Being the only woman in a room of scientists, engineers, and business professionals is nothing new to many women in the aerospace industry. And for the eight female industry leaders who led Wednesday morning’s general session, “Our Collective Role in Empowering Women and Cultivating Diversity in Aerospace,” at SATELLITE 2019, this reality is both something to celebrate and something that needs to change.
“Women in aerospace are experiencing a renaissance in the satellite and space industries,” said moderator Charity Weeden, president and co-founder of Lquinox Consulting, an independent space consulting company. “This is a time for all hands-on deck. And you know what? Diversity is here to help.”
While each of the eight speakers at the SATELLITE 2019 panel came from different backgrounds, they shared the common bond of having to work harder than their male peers to succeed.
Rebecca Cowen-Hirsch, Senior Vice President (SVP) of government policy and strategy, Inmarsat Government, recalled leaving her first name off her resume when she began looking for engineering jobs after college. “When I started in college, in electrical engineering, women made up 3 percent,” said Cowen-Hirsch. “People were surprised when I went for interviews and a woman walked in.”
Ball Aerospace Strategic Operations Vice President (VP) and General Manager Debra Facktor said she nearly missed an important opportunity to engage in high-level talks with Russia’s leading scientists in the 1990s. At first, she said, her Russian counterparts were reluctant to engage in conversation — they were downright shocked when she asked technical questions. But once they saw that she was as capable as any male engineer, their tone changed. “I found the common language for us was engineering,” she told Via Satellite. “When you know math and science, whether you’re young or old or a woman or not, you have another language to speak to bridge the barriers.”
Little by little, small milestones like these are producing measurable results — including the growth of women-led aerospace startups.
When Kay Koplovitz founded Madison Garden Sports Network (which became USA Network) in 1977, a time when satellites equated to big, parabolic antennas, she became a role model and recognized industry leader. But over time, as more women entered the aerospace industry, Koplovitz became acutely aware of the barriers that female entrepreneurs faced when they tried to start their own businesses. It was incredibly difficult to obtain funding because they were ignored by most investors. “Women would try to launch these companies without any venture capital,” she recalled.
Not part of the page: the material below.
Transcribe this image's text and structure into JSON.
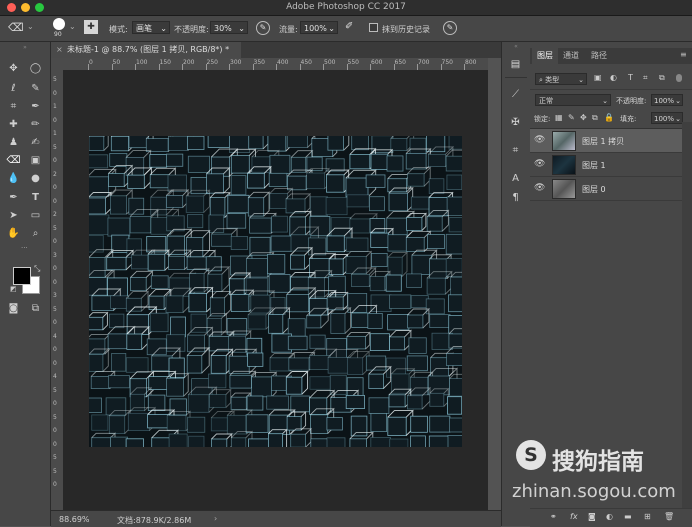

Seeing this inspired Koplovitz to start a foundation that would help women secure funding, and “speak investor side.” Today, Koplovitz said 82 percent of these startups are in business today, building their organizations, getting acquired by large companies or becoming Initial Public Offerings (IPOs).
Perhaps no setting demonstrates how far women have come than the SATELLITE Show itself. As Via Satellite Executive Editor Jeffrey Hill noted, in 2009 fewer than a dozen women spoke at the SATELLITE Show. Today, in 2019, it’s hard to find a session without at least one female speaker, moderator, or industry thought-leader present.
Yet, the aerospace industry still has a way to go before we can achieve true equality. During the session, Weeden highlighted a few data points to illustrate this point: Just 21 percent of women earned engineering degrees in 2017, but only 15 percent in mechanical engineering and space engineering. In the career world, women make 87 cents for every $1 a male engineer makes.
Nevertheless, speakers said they are trying to do their part to create a more diverse, inclusive work culture in their own organizations.
National Science Foundation Head of the Office of International Science and Engineering Rebecca Keiser said she aims to be a more inclusive leader through small acts, like holding meetings in common areas, as opposed to dedicated meeting rooms (which are frequently laid out in a hierarchical design). She regularly encourages individuals who don’t speak up to share their views, rather than having the most vocal colleagues dominate conversations.
Space Foundation COO Shelli Brunswick said she has taken an active role in her organization’s economic development programs and STEM initiatives.
Celeste Ford, founder and chair of Stellar Solutions, who started college as the only female aerospace engineering student at University of Notre Dame, said she makes it her personal mission for “everyone on day one at Stellar to feel included and empowered.”
ABS Global Chief Commercial Officer (CCO) Carmen Gonzalez-Sanfeliu said she had the “double whammy” of starting her career as a Hispanic woman, and leverages her global marketing and sales experience to mentor the next generation of young workers. “When I meet other women [in leadership positions], we have an immediate bond,” she says. “We know how tough it was to get here.” VS